#### Your assignment
Every line below must be given again exactly.

Start of Material shown

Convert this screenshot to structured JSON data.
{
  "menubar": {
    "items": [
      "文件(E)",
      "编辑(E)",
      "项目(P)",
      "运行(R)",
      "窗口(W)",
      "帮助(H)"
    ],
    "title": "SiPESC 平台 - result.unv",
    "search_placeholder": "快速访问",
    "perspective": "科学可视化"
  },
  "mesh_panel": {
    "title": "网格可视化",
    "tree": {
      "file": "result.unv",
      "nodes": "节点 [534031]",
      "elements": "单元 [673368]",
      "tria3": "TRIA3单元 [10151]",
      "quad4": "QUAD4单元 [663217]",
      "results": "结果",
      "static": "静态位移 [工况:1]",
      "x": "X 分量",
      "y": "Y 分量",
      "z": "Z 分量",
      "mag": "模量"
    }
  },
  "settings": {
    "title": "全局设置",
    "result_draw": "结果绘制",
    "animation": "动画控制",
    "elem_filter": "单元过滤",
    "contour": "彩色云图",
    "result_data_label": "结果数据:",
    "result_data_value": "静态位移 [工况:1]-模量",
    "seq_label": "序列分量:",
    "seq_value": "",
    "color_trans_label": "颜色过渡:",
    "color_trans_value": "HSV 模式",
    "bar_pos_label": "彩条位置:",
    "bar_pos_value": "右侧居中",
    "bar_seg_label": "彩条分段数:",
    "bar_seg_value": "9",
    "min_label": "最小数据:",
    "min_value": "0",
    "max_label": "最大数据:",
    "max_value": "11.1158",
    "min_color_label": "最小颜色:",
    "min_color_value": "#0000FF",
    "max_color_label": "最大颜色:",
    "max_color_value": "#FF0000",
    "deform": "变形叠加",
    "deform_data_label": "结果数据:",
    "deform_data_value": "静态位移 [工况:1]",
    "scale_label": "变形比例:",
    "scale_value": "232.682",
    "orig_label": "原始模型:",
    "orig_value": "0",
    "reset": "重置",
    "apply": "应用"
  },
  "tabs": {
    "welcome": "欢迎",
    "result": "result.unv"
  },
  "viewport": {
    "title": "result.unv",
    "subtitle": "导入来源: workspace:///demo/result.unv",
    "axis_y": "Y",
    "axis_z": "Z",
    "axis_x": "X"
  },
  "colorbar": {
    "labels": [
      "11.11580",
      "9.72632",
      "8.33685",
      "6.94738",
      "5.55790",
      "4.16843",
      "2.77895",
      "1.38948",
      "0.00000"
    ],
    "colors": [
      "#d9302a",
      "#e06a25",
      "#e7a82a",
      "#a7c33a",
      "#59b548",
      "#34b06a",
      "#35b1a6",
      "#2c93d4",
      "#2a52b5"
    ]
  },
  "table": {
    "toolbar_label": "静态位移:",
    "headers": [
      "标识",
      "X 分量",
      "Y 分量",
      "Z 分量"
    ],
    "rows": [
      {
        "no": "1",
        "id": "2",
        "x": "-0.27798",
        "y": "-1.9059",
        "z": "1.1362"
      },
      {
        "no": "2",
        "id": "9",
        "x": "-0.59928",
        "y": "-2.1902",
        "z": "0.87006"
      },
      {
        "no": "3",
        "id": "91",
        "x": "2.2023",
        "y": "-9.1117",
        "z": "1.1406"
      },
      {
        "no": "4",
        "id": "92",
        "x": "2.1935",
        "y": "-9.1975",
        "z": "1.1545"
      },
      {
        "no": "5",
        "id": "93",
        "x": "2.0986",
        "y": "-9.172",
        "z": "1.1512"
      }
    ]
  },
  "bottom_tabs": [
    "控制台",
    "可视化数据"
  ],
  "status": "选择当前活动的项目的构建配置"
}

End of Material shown

#### Written answer
Convert this screenshot to structured JSON data.
{
  "menubar": {
    "items": [
      "文件(E)",
      "编辑(E)",
      "项目(P)",
      "运行(R)",
      "窗口(W)",
      "帮助(H)"
    ],
    "title": "SiPESC 平台 - result.unv",
    "search_placeholder": "快速访问",
    "perspective": "科学可视化"
  },
  "mesh_panel": {
    "title": "网格可视化",
    "tree": {
      "file": "result.unv",
      "nodes": "节点 [534031]",
      "elements": "单元 [673368]",
      "tria3": "TRIA3单元 [10151]",
      "quad4": "QUAD4单元 [663217]",
      "results": "结果",
      "static": "静态位移 [工况:1]",
      "x": "X 分量",
      "y": "Y 分量",
      "z": "Z 分量",
      "mag": "模量"
    }
  },
  "settings": {
    "title": "全局设置",
    "result_draw": "结果绘制",
    "animation": "动画控制",
    "elem_filter": "单元过滤",
    "contour": "彩色云图",
    "result_data_label": "结果数据:",
    "result_data_value": "静态位移 [工况:1]-模量",
    "seq_label": "序列分量:",
    "seq_value": "",
    "color_trans_label": "颜色过渡:",
    "color_trans_value": "HSV 模式",
    "bar_pos_label": "彩条位置:",
    "bar_pos_value": "右侧居中",
    "bar_seg_label": "彩条分段数:",
    "bar_seg_value": "9",
    "min_label": "最小数据:",
    "min_value": "0",
    "max_label": "最大数据:",
    "max_value": "11.1158",
    "min_color_label": "最小颜色:",
    "min_color_value": "#0000FF",
    "max_color_label": "最大颜色:",
    "max_color_value": "#FF0000",
    "deform": "变形叠加",
    "deform_data_label": "结果数据:",
    "deform_data_value": "静态位移 [工况:1]",
    "scale_label": "变形比例:",
    "scale_value": "232.682",
    "orig_label": "原始模型:",
    "orig_value": "0",
    "reset": "重置",
    "apply": "应用"
  },
  "tabs": {
    "welcome": "欢迎",
    "result": "result.unv"
  },
  "viewport": {
    "title": "result.unv",
    "subtitle": "导入来源: workspace:///demo/result.unv",
    "axis_y": "Y",
    "axis_z": "Z",
    "axis_x": "X"
  },
  "colorbar": {
    "labels": [
      "11.11580",
      "9.72632",
      "8.33685",
      "6.94738",
      "5.55790",
      "4.16843",
      "2.77895",
      "1.38948",
      "0.00000"
    ],
    "colors": [
      "#d9302a",
      "#e06a25",
      "#e7a82a",
      "#a7c33a",
      "#59b548",
      "#34b06a",
      "#35b1a6",
      "#2c93d4",
      "#2a52b5"
    ]
  },
  "table": {
    "toolbar_label": "静态位移:",
    "headers": [
      "标识",
      "X 分量",
      "Y 分量",
      "Z 分量"
    ],
    "rows": [
      {
        "no": "1",
        "id": "2",
        "x": "-0.27798",
        "y": "-1.9059",
        "z": "1.1362"
      },
      {
        "no": "2",
        "id": "9",
        "x": "-0.59928",
        "y": "-2.1902",
        "z": "0.87006"
      },
      {
        "no": "3",
        "id": "91",
        "x": "2.2023",
        "y": "-9.1117",
        "z": "1.1406"
      },
      {
        "no": "4",
        "id": "92",
        "x": "2.1935",
        "y": "-9.1975",
        "z": "1.1545"
      },
      {
        "no": "5",
        "id": "93",
        "x": "2.0986",
        "y": "-9.172",
        "z": "1.1512"
      }
    ]
  },
  "bottom_tabs": [
    "控制台",
    "可视化数据"
  ],
  "status": "选择当前活动的项目的构建配置"
}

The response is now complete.